readily available person who can answer story scope and acceptance criteria questions and act as domain expert (from XP, “Product owner” is the Scrum equivalent)

P

pig (as in “pig commitment”)
irritating Scrum term for total commitment caused by responsibility for the outcome (see “chicken commitment”)
phase / stage / release
(usually called “release”) unit of management above iterations and below projects
planning game
the per-iteration planning meeting in XP (“sprint planning” in Scrum)
play story
schedule a story to be completed in the forthcoming iteration
portfolio
a group of projects (usually all in the organization), and a group of systems (usually all) seen as software assets
product backlog

all stories / work items not in a sprint backlog or completed

project
a large scale unit of work based on features, typically lasting weeks or months and requiring multiple people
project charter (project inception document)
expands project vision with funding, personnel, broad timescale
project retrospective
an event held to draw out lessons that can be applied in future from a project
project vision

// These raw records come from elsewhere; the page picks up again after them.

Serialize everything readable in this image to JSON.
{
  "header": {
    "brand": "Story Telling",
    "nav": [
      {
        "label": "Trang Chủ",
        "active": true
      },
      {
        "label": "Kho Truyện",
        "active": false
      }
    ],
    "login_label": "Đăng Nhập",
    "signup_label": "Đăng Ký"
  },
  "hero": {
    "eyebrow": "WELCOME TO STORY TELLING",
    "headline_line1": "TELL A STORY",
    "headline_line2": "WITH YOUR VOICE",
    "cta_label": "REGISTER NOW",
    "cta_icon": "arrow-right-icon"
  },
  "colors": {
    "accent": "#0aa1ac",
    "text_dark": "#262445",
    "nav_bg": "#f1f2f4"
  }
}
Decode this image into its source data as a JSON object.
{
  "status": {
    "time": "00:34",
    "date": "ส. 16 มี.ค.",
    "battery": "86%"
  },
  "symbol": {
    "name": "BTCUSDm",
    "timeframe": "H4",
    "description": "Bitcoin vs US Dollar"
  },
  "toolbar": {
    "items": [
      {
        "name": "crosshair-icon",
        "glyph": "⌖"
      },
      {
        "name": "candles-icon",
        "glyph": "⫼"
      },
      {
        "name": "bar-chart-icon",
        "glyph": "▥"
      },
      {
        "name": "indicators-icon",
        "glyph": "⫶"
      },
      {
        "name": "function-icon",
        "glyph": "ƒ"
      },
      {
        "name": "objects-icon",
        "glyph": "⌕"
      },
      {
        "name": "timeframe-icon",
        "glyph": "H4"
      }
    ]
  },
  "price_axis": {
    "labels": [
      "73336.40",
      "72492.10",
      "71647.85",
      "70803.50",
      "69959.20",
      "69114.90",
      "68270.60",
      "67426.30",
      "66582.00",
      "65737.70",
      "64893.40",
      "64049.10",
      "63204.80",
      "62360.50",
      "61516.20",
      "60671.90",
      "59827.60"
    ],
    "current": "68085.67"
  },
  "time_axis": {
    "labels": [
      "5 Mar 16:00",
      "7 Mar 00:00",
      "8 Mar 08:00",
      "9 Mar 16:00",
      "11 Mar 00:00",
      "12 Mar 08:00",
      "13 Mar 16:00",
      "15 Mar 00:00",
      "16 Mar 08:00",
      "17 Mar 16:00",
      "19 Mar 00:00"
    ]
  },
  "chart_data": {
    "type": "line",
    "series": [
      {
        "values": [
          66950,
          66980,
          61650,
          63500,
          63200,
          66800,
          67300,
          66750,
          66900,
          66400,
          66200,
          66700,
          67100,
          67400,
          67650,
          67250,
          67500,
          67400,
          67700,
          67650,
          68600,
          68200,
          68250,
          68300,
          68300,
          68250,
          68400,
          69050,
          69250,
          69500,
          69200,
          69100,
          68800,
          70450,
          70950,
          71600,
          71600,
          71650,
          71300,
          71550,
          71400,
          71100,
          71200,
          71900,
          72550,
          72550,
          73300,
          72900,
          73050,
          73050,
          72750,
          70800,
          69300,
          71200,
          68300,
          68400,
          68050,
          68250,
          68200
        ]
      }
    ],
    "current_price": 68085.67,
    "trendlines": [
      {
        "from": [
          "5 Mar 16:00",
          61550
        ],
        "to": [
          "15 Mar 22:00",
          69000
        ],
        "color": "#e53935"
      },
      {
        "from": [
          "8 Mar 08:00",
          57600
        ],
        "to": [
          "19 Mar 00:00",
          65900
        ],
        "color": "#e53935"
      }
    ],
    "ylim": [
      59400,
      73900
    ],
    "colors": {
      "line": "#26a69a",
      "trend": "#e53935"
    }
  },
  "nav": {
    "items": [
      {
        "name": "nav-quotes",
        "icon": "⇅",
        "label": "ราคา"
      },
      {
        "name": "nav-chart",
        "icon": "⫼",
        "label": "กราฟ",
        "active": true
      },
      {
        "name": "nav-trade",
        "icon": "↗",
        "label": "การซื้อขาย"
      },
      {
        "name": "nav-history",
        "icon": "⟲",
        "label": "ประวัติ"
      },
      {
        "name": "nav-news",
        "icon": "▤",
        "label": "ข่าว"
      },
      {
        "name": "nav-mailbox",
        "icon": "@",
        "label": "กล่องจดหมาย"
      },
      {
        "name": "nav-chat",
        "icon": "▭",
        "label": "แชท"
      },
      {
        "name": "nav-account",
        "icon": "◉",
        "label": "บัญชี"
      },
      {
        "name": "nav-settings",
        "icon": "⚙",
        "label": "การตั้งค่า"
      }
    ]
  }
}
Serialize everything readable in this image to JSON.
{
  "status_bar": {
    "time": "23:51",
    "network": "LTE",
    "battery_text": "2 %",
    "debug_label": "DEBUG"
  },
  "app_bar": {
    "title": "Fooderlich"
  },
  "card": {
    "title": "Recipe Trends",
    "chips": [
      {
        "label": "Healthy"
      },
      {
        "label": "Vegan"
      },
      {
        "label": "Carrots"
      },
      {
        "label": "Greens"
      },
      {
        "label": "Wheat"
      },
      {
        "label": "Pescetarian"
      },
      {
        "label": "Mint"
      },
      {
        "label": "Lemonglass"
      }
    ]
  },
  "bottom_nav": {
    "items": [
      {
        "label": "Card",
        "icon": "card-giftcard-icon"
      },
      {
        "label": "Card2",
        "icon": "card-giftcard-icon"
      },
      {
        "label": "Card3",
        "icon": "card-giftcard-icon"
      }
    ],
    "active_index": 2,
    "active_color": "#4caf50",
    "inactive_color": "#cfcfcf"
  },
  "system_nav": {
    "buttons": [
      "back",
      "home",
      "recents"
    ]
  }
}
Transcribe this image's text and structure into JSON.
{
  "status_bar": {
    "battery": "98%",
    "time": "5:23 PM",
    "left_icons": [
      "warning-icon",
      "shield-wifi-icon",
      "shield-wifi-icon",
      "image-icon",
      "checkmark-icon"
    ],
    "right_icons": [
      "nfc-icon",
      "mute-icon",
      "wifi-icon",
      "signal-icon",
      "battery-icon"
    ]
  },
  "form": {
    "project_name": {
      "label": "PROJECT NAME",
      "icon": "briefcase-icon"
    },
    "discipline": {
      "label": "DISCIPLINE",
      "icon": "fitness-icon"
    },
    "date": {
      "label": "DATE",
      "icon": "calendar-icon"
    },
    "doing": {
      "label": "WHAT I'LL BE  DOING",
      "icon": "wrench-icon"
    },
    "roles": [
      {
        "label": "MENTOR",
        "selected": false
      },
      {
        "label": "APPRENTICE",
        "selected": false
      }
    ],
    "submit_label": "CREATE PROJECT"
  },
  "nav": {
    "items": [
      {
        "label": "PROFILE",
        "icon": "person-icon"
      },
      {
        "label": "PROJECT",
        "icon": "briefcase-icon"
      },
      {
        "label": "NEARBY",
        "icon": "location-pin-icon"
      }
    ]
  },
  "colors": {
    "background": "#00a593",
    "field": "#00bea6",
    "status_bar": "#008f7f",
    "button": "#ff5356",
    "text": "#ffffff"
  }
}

explanation of scope (features) and business value of a project

Q

R

regression
unintentional introduction of a defect
the system losing business value

S

self-organizing team
ideal in which team is self-defined (i.e. not by silo, job role or seniority but by commitment to the project) and self-governing
sponsor
high level business backer of project, able to champion the project as a whole, aware of and able to articulate the features and business value of the project
sprint
Scrum term for iteration
sprint backlog
story / work items remaining to be done in the current sprint
sprint backlog item
roughly equivalent term to XP’s “story”, now more commonly used, probably because it’s more succinct
“stop the line” (the production line)
a term associated with lean thinking, meaning that * no defect is permitted to pass downstream to cause further rework costs * no opportunity to track down a source of error and compensate or eliminate it is lost
stakeholder
someone with a legitimate interest in decision-making (see the “3 levels” model of decision-making)
story
the unit of work and unit of requirements in an agile process (an XP term but commonly used elsewhere)
story points
an estimate of how long a story (or a task) will take to complete
the unit of story estimation (arbitrarily defined)

T

task
a subcomponent of a story, usually breaking the story into technical areas that require separate estimation and implementation
TDD (Test Driven Development)
development micro-cyclic process in which a failing test is written before code to make it pass * encourages testable implementations * enables cross-checking of tests and code
timebox
fixed-time block, typically an iteration, with decision points between timeboxes

U

ubiquitous language
common terminology (and by implication, the effort to create it) used by all stakeholders in a project and reflected in all project artifacts, including requirements, software design, code
unit test
programmer-written automated test of internal component of system

V

verification
testing phase in traditional (waterfall-style) processes. Often taken to mean functional and regression testing, but originally included an element of checking the correct requirements had been implemented — leading towards working in cycles.

W

Waterfall
style of process arising from an influential and arguably misunderstood paper by Winston Royce in mid-1970s. Often serves as contrast point for discussing agile. Occasionally demonized by agile adherents.

X

XP (Extreme Programming)
now less popular than Scrum, but highly influential process raising profile of agile methods and setting new standards for technical practices

Y

YAGNI (You Aren’t Gonna Need It)
tongue-in-cheek reminder to keep things simple and not gold-plate

Z